Black and Asian students won places at prestigious UK universities at record levels in 2021, alongside increasing numbers of students from all backgrounds, and the chief executive of the Ucas admissions service has said there could be one million applications for places by 2026.
The number of Black students who accepted places at selective institutions, such as those in the Russell Group of leading research universities, rose by 19% in a year, from 3,775 in 2020 to just under 4,500, according to figures released by Ucas.
The record numbers of applications and acceptances were driven by the rise in higher A-levels awarded in 2021 after the government’s decision to cancel exams and replace them with teacher-assessed grades.
Ucas said the number of applicants achieving the top A-level grades almost doubled compared with 2020 – up from 12,735 to 19,595 – and was nearly quadruple the pre-pandemic levels of 5,655 in 2019. “As a likely result, 103,010 UK young people were accepted at higher-tariff providers, up 11% from 92,650 in 2020,” it noted.
The boost in results and rising numbers of 18-year-olds in the UK population saw more applicants awarded places across the board, with 492,005 students accepted on to a course.
The proportion of school leavers seeking further study continued to rise, with 38% of 18-year-olds living in the UK going on to university – up by more than four percentage points compared with 2019’s figure.
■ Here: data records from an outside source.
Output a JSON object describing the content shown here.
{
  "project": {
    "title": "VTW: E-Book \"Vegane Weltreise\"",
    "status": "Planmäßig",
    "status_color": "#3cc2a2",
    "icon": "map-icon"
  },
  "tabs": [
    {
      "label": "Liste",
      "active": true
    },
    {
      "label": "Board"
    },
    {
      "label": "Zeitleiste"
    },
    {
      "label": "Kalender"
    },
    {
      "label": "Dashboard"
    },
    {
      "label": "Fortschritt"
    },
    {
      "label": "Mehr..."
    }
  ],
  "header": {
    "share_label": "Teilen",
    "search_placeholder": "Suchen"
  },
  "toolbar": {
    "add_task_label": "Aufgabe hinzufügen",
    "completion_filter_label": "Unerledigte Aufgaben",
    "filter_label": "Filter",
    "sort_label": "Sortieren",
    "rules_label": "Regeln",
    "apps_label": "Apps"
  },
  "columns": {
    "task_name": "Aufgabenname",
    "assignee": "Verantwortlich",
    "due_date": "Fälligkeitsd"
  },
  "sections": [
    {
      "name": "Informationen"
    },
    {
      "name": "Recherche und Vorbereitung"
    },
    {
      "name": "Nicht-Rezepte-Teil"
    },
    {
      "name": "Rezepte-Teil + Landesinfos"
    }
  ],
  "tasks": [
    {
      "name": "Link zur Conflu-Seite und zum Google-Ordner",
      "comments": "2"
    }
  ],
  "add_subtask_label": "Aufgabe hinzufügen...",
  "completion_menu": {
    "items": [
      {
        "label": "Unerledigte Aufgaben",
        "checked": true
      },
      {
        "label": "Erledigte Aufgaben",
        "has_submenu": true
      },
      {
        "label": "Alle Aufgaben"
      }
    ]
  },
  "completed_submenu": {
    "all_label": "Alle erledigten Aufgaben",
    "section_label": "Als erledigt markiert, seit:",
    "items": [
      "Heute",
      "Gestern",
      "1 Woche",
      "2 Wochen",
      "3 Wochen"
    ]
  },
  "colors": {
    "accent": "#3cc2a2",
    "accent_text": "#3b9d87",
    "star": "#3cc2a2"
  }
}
This suggests that the public’s appetite for higher education shows no sign of abating.
Clare Marchant, the chief executive of Ucas, said: “This year sees the return to exams, and is the second year of what will be a decade of growth of 18-year-olds in the UK population. As we are set to hit one million applicants by 2026, it will be even more important that the higher education admissions system meets the needs of students in this increasingly competitive environment.”
The data also showed that nearly 21% of students receiving free school meals were accepted on to a university or college course last year. Ucas said this was the highest rate on record.
Kevin Gilmartin, the post-16 specialist at the Association of School and College Leaders, said: “We are delighted to see the increase in the numbers of students being accepted at university, including a welcome rise in those from disadvantaged backgrounds.
“The increases have come despite the whole application cycle taking place during the pandemic, reflecting the tremendous efforts made by school and college leaders and their staff in guiding students through the process.”
However, applicants from more privileged backgrounds continued to apply and gain places at even higher rates than in previous years. The number of applicants from the wealthiest backgrounds increased by 15%, while those from poorer areas rose more slowly, by 10%.
The proportion of white students gaining places at higher-tariff universities also rose steeply, up by 12.5% to nearly 75,600.
Partly as a result, the gap in participation rates between disadvantaged pupils and their peers continued to widen. In 2012, the difference between the number of acceptances for students on free school meals and those who weren’t stood at 14.5 percentage points. But last year this had risen to more than 20 percentage points.
This year’s students could see further strike disruption on campus, after a proposal by the University and College Union to reevaluate the pension scheme at the heart of one dispute was rejected by employers. Universities UK dismissed the proposal, saying it “does not appear to be a serious attempt to reach agreement”.